[Aim of the exercise] The task calls for each line of the records below in which the word "icon" appears.
Segment Open
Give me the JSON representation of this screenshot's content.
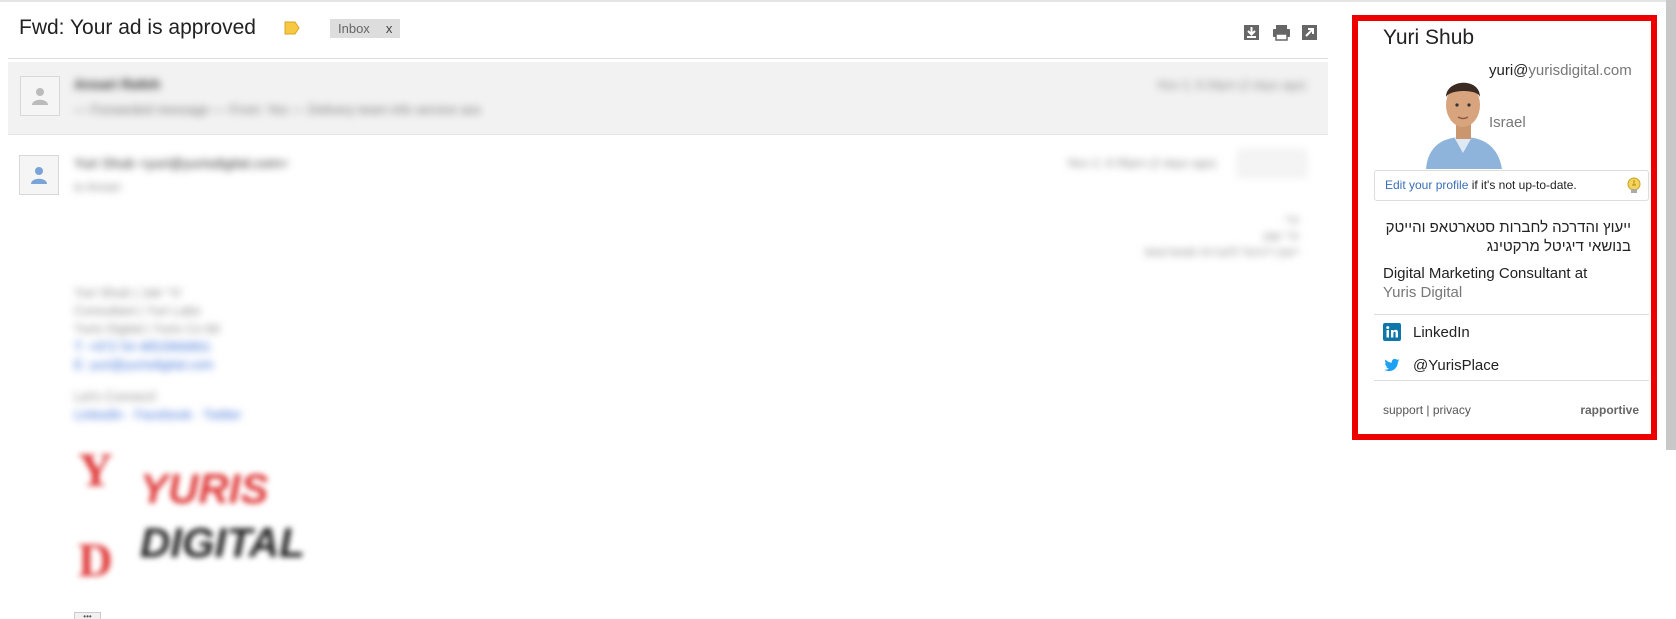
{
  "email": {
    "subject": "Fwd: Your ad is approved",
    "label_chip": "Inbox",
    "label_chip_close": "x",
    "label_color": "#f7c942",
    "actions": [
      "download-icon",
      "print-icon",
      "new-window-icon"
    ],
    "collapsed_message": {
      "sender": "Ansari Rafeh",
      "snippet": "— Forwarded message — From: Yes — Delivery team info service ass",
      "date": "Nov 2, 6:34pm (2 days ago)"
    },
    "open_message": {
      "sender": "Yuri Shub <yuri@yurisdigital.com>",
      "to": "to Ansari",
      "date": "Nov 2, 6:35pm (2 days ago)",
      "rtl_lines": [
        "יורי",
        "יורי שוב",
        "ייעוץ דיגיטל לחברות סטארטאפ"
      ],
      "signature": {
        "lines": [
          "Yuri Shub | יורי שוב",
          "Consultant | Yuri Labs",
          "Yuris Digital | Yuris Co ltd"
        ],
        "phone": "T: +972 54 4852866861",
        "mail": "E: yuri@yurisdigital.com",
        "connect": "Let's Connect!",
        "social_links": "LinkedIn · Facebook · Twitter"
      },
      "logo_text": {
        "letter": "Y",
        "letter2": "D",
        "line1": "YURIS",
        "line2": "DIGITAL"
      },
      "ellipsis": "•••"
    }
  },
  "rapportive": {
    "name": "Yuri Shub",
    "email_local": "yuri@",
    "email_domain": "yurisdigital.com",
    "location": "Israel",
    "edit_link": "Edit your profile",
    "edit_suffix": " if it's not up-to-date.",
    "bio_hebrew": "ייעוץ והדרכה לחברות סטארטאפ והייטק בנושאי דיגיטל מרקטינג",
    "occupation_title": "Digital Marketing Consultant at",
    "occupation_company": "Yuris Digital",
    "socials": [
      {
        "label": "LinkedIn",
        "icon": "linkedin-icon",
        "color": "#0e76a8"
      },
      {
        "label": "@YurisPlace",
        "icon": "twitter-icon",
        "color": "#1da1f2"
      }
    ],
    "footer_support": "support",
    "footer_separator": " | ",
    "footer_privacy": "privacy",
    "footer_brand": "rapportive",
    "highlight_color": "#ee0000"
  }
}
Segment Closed
[Solved problem]
      "download-icon",
      "print-icon",
      "new-window-icon"
        "icon": "linkedin-icon",
        "icon": "twitter-icon",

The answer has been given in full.